owner and fans as a larger voice. Columnist Mike Littwin of The Sun issued a journalistic takedown of Peter Angelos that still serves as the first thorough, global observation that was almost Nostradamus-like in its accuracy when viewing nearly two decades later.
Sure, I knew Angelos was not simply the boss from hell or some Steinbrenner-wannabe who lives only to trample on the lives of his employees. He’s always had greater aspirations than to be a character out of a “Dilbert” cartoon. This is a man — no, more than a man, a megalomaniac who, like Napoleon, would crown himself if he could find a crown to fit his inflated head — who is a danger to the community.
He fired Jon Miller, the best announcer in baseball and a local treasure, because, well, he could. And for no better reason than that.
In baseball, they like to say that nobody’s bigger than the game. These folks never met Peter “Redwood” Angelos, who thinks he is the game. And what’s so funny — not that anyone is laughing — is the only thing Angelos, the self-styled supreme commander, knows about baseball is that he owns a baseball team. Apparently, that’s enough.
Once upon a time, that wasn’t so bad. If Angelos wanted to second-guess a general manager or humiliate a shortstop, that was between him and his conscience.
But now it’s gotten personal. Now, he’s gotten in our faces. Now, he’s robbed us of the best three hours you can spend with a baseball game. Now, he’s made summer into just another season.
The Orioles have tried to make it seem that the issue was money, and that Miller wanted too much of it. The issue was not money, but hubris. The issue was all Angelos, who, by the way, as a second-guesser, makes Miller look like Billy Graham.
It didn’t take a genius to predict something like this would happen. The first thing Angelos did when he bought the team was to look into adding seats to Camden Yards. Yeah, change Camden Yards. If Angelos had bought the Venus de Milo, he’d want to add arms. He thinks he knows better. He always knows better.
He knows how to manage better than his manager, run the team better than his general manager, announce better than the announcer.
This past summer he made himself a local hero when he overruled a few trades late in the season. Never mind that he was running the team as if he were a sports-radio host, Angelos came off as the people’s owner.
The truth is a little more complex.

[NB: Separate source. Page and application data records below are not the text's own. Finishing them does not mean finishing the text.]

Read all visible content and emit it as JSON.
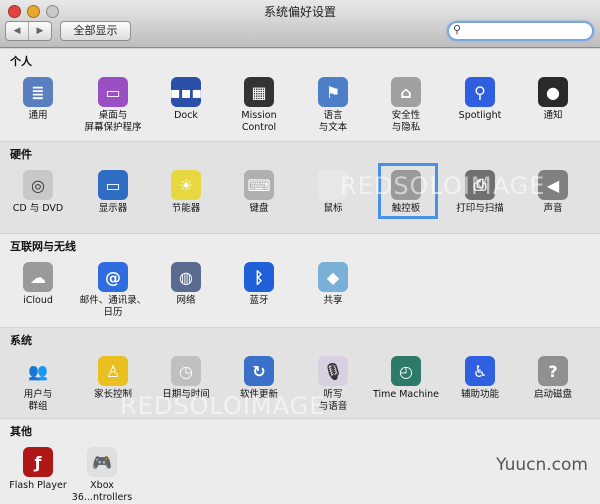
{
  "window": {
    "title": "系统偏好设置",
    "back": "◀",
    "forward": "▶",
    "show_all": "全部显示",
    "search_placeholder": "",
    "search_icon": "magnifier-icon"
  },
  "colors": {
    "close": "#e0443e",
    "minimize": "#e8a830",
    "zoom": "#b8b8b8",
    "selection": "#4a90e8"
  },
  "sections": [
    {
      "title": "个人",
      "items": [
        {
          "label": "通用",
          "icon": "general-icon",
          "color": "#5a7fc0",
          "glyph": "≣"
        },
        {
          "label": "桌面与\n屏幕保护程序",
          "icon": "desktop-icon",
          "color": "#9a4fc4",
          "glyph": "▭"
        },
        {
          "label": "Dock",
          "icon": "dock-icon",
          "color": "#2c4fa8",
          "glyph": "▪▪▪"
        },
        {
          "label": "Mission\nControl",
          "icon": "mission-control-icon",
          "color": "#333",
          "glyph": "▦"
        },
        {
          "label": "语言\n与文本",
          "icon": "language-flag-icon",
          "color": "#4d7ec8",
          "glyph": "⚑"
        },
        {
          "label": "安全性\n与隐私",
          "icon": "security-house-icon",
          "color": "#a0a0a0",
          "glyph": "⌂"
        },
        {
          "label": "Spotlight",
          "icon": "spotlight-icon",
          "color": "#2f5fe0",
          "glyph": "⚲"
        },
        {
          "label": "通知",
          "icon": "notifications-icon",
          "color": "#2a2a2a",
          "glyph": "●"
        }
      ]
    },
    {
      "title": "硬件",
      "items": [
        {
          "label": "CD 与 DVD",
          "icon": "cd-dvd-icon",
          "color": "#c8c8c8",
          "glyph": "◎"
        },
        {
          "label": "显示器",
          "icon": "display-icon",
          "color": "#2f6cc4",
          "glyph": "▭"
        },
        {
          "label": "节能器",
          "icon": "energy-bulb-icon",
          "color": "#e8d840",
          "glyph": "☀"
        },
        {
          "label": "键盘",
          "icon": "keyboard-icon",
          "color": "#b0b0b0",
          "glyph": "⌨"
        },
        {
          "label": "鼠标",
          "icon": "mouse-icon",
          "color": "#e8e8e8",
          "glyph": ""
        },
        {
          "label": "触控板",
          "icon": "trackpad-icon",
          "color": "#9a9a9a",
          "glyph": ""
        },
        {
          "label": "打印与扫描",
          "icon": "printer-icon",
          "color": "#707070",
          "glyph": "⎙"
        },
        {
          "label": "声音",
          "icon": "speaker-icon",
          "color": "#808080",
          "glyph": "◀"
        }
      ]
    },
    {
      "title": "互联网与无线",
      "items": [
        {
          "label": "iCloud",
          "icon": "icloud-icon",
          "color": "#9a9a9a",
          "glyph": "☁"
        },
        {
          "label": "邮件、通讯录、\n日历",
          "icon": "mail-at-icon",
          "color": "#2f6ce0",
          "glyph": "@"
        },
        {
          "label": "网络",
          "icon": "network-globe-icon",
          "color": "#5a6a90",
          "glyph": "◍"
        },
        {
          "label": "蓝牙",
          "icon": "bluetooth-icon",
          "color": "#1f5fd8",
          "glyph": "ᛒ"
        },
        {
          "label": "共享",
          "icon": "sharing-folder-icon",
          "color": "#7ab0d8",
          "glyph": "◆"
        }
      ]
    },
    {
      "title": "系统",
      "items": [
        {
          "label": "用户与\n群组",
          "icon": "users-icon",
          "color": "#e2e2e2",
          "glyph": "👥"
        },
        {
          "label": "家长控制",
          "icon": "parental-controls-icon",
          "color": "#e8c020",
          "glyph": "♙"
        },
        {
          "label": "日期与时间",
          "icon": "date-time-clock-icon",
          "color": "#c0c0c0",
          "glyph": "◷"
        },
        {
          "label": "软件更新",
          "icon": "software-update-icon",
          "color": "#3a70c8",
          "glyph": "↻"
        },
        {
          "label": "听写\n与语音",
          "icon": "microphone-icon",
          "color": "#d8d0e0",
          "glyph": "🎙"
        },
        {
          "label": "Time Machine",
          "icon": "time-machine-icon",
          "color": "#2e7a6a",
          "glyph": "◴"
        },
        {
          "label": "辅助功能",
          "icon": "accessibility-icon",
          "color": "#2f60e0",
          "glyph": "♿"
        },
        {
          "label": "启动磁盘",
          "icon": "startup-disk-icon",
          "color": "#909090",
          "glyph": "?"
        }
      ]
    },
    {
      "title": "其他",
      "items": [
        {
          "label": "Flash Player",
          "icon": "flash-player-icon",
          "color": "#b01818",
          "glyph": "ƒ"
        },
        {
          "label": "Xbox 36...ntrollers",
          "icon": "xbox-controller-icon",
          "color": "#e0e0e0",
          "glyph": "🎮"
        }
      ]
    }
  ],
  "watermarks": [
    "REDSOLOIMAGE",
    "REDSOLOIMAGE",
    "Yuucn.com"
  ]
}
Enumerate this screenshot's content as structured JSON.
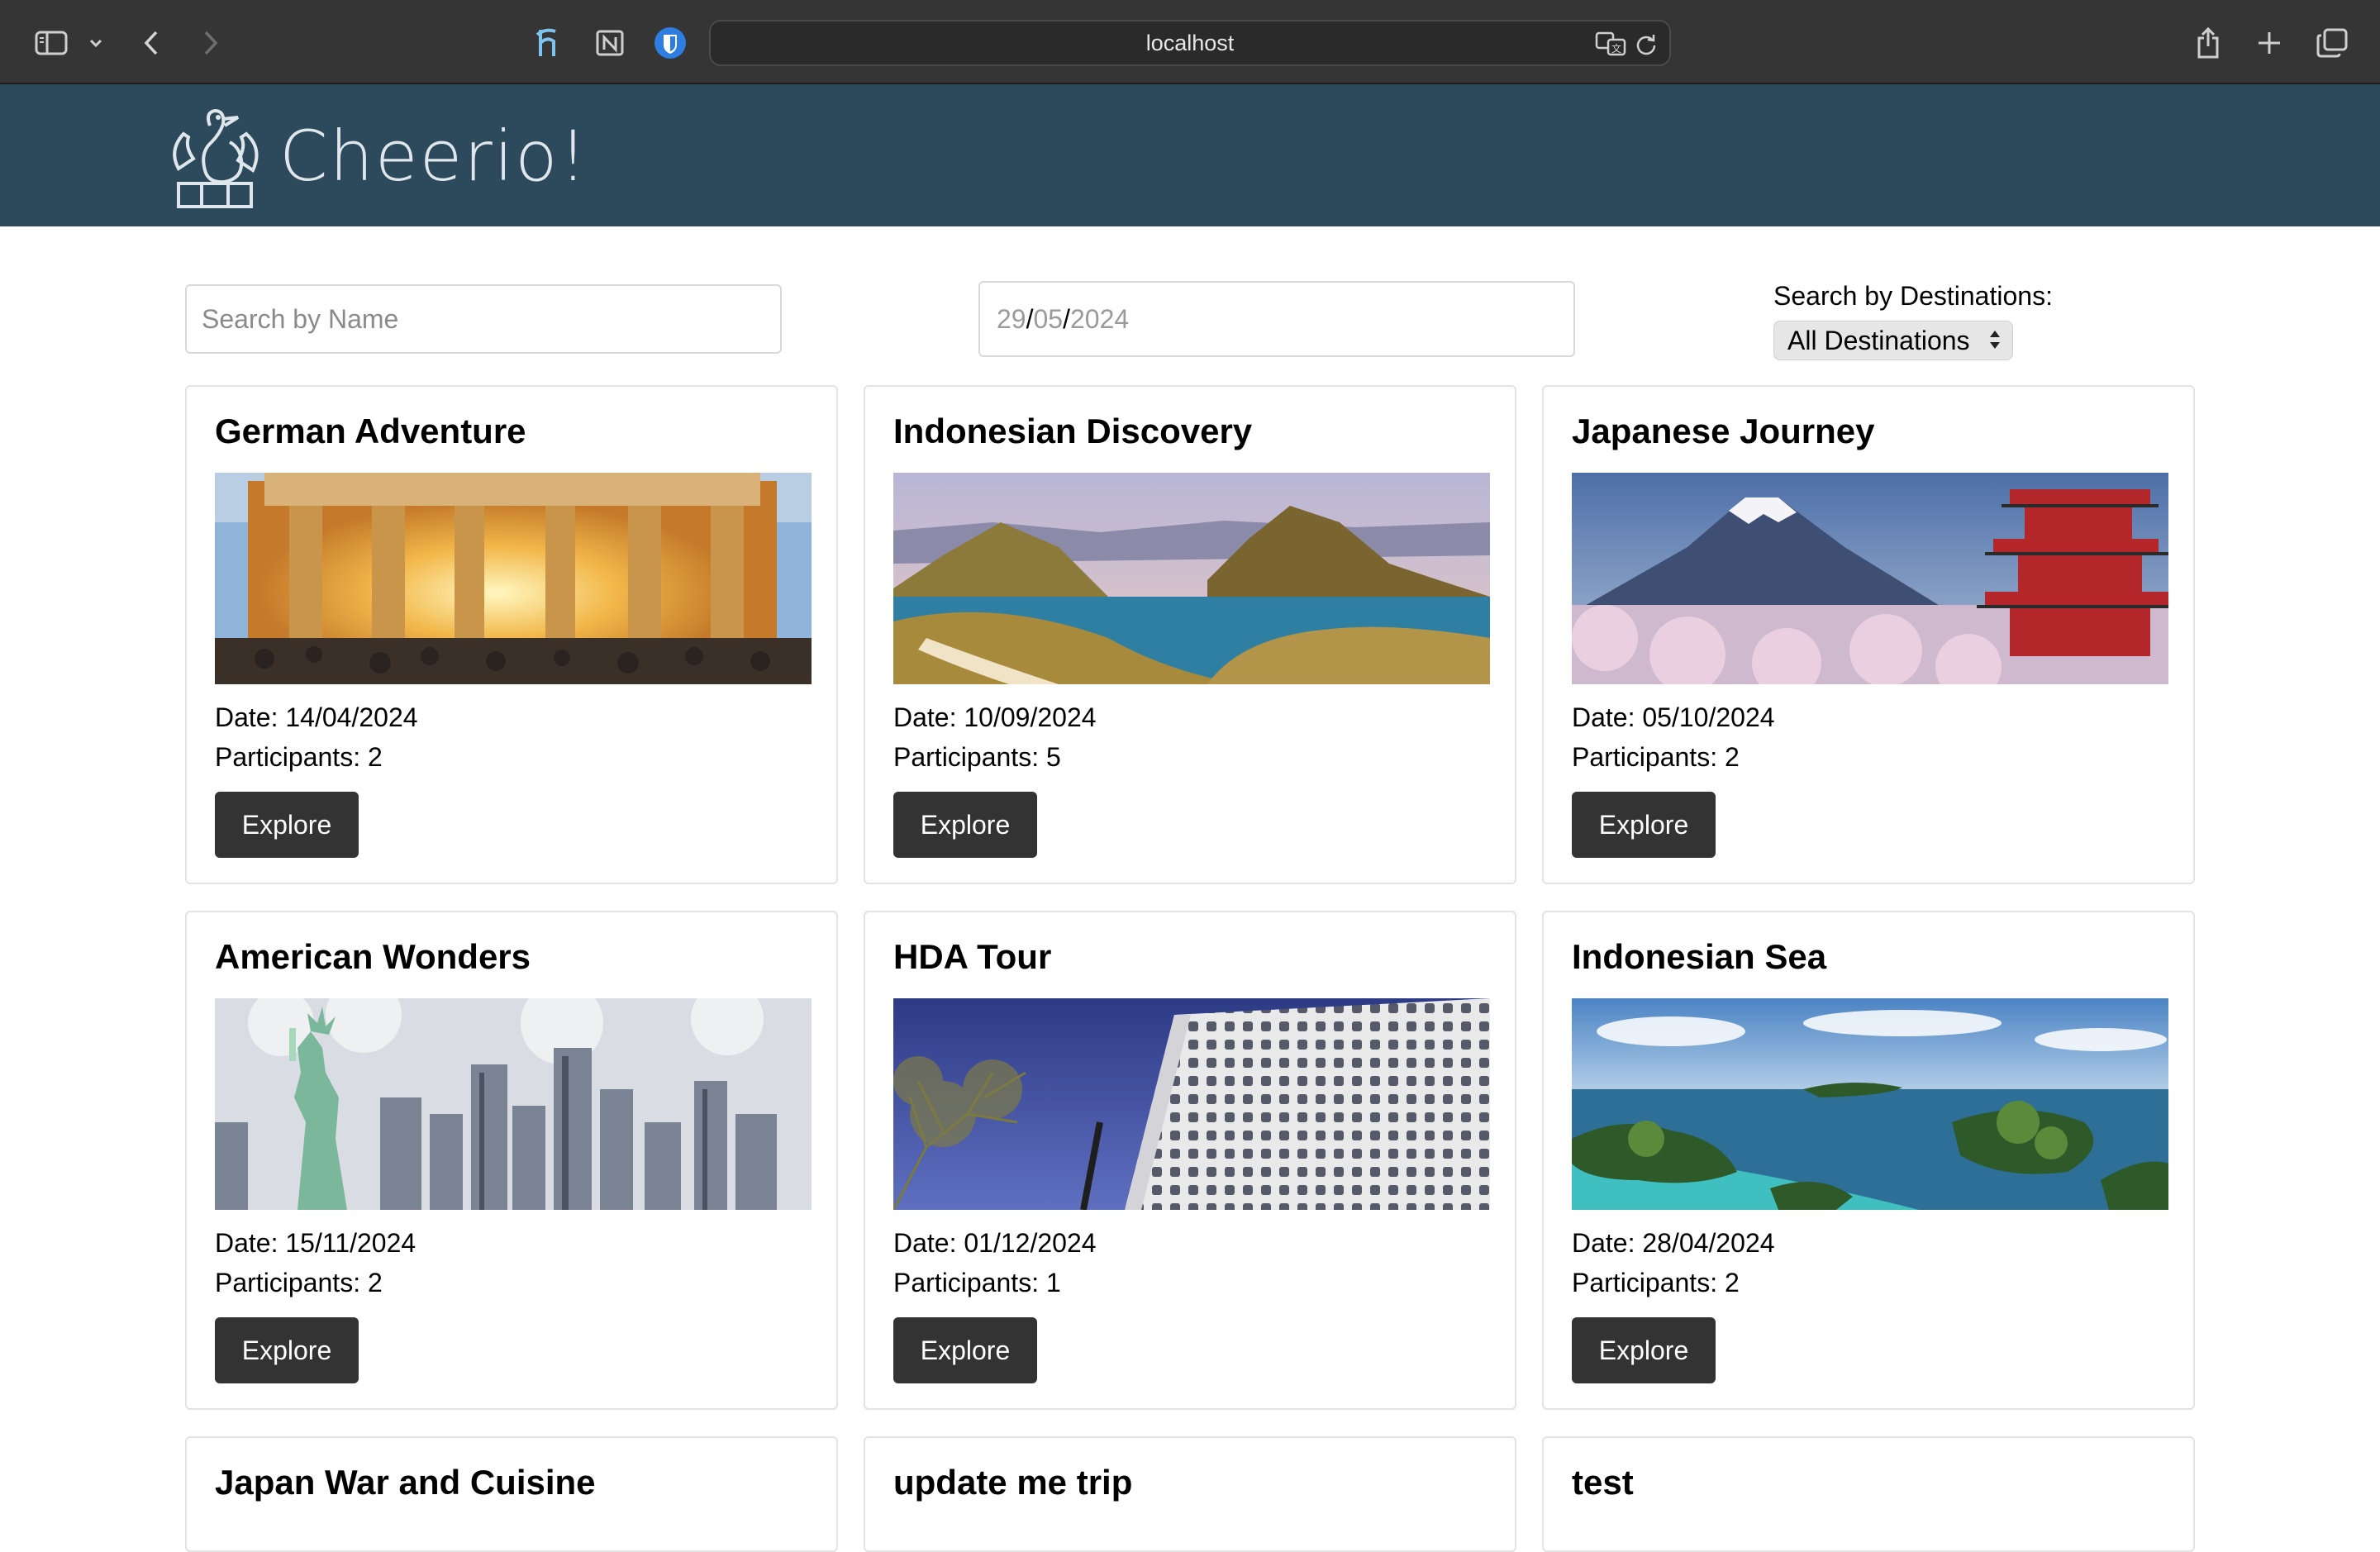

The Orioles are a team in need of young talent. The farm system is a wasteland. These are danger signals. The Orioles are a few bad decisions away from mediocrity and with a bloated payroll that can’t be fixed.
That’s what happened to the Yankees until they caught a break when Steinbrenner was suspended a few years back. That’s when the team started to rebuild.
Can’t somebody suspend Angelos?
If the man had a whit of intelligence — and I’m willing to concede he might have one whit, no more — he would go to Miller and beg his forgiveness.
Littwin concluded his missive in The Sun with a final salvo that ended up being a prophecy:
This is how Angelos sees his role: He wants to be the last one standing. Someone ought to remind him that one should be careful what one wishes for.
Obviously, with the footprint of Jon Miller on the national level via his wildly popular Sunday Night Baseball games on ESPN, the national media was also happy to pile on Angelos over the breakup in Baltimore.
The New York Times wrote:
The team owner, Peter Angelos, who paid most of Mr. Miller’s $450,000 salary last season, responded by accusing the announcer of ”sheer dishonesty” and refusing to meet his demands for a timetable to negotiate a new contract. Several hundred baseball fans briefly picketed at Camden Yards, the ball park where the team plays, and local talk shows devoted a lot of time to Mr. Miller’s decision and its effects on civic pride. For many longtime residents, it was a setback for the city.
The debate over just how the Orioles ”let Miller get away” has been sharp. Mr. Angelos calls the dispute over ”more advocacy” a ”red herring” and insists that Mr. Miller and his agent, Ron Shapiro, lied to the public about the sequence of events.
”He says he’s leaving, and the following day there’s a five-year deal,” Mr. Angelos said. ”That’s a little fishy, isn’t it?”
But Mr. Shapiro said: ”Jon wanted to stay in Baltimore. But the club never reached out and said, ‘We want you here.’ ”
Tom Boswell of The Washington Post later wrote: “The Orioles accused Miller of wanting to skip town for the big bucks in San Francisco, despite the announcer’s protestations that he wanted to stay in Baltimore forever. To this day, the view in baseball on this basic issue of truth telling stands overwhelmingly with Miller. The announcer got canned for being too candid and critical for the tastes of ownership.”
It was also said Angelos viewed his broadcasters “the way the Soviets viewed Pravda.”
Incidentally, the other half of the Home Team Sports television crew, Mel Proctor, who had been with John Lowenstein for years and spent 1996 with Mike Flanagan, saw the handwriting on the wall and left on his own, accepting a deal from the San Diego Padres, where former C.E.O. & president Larry Lucchino had left Baltimore to find palm trees and a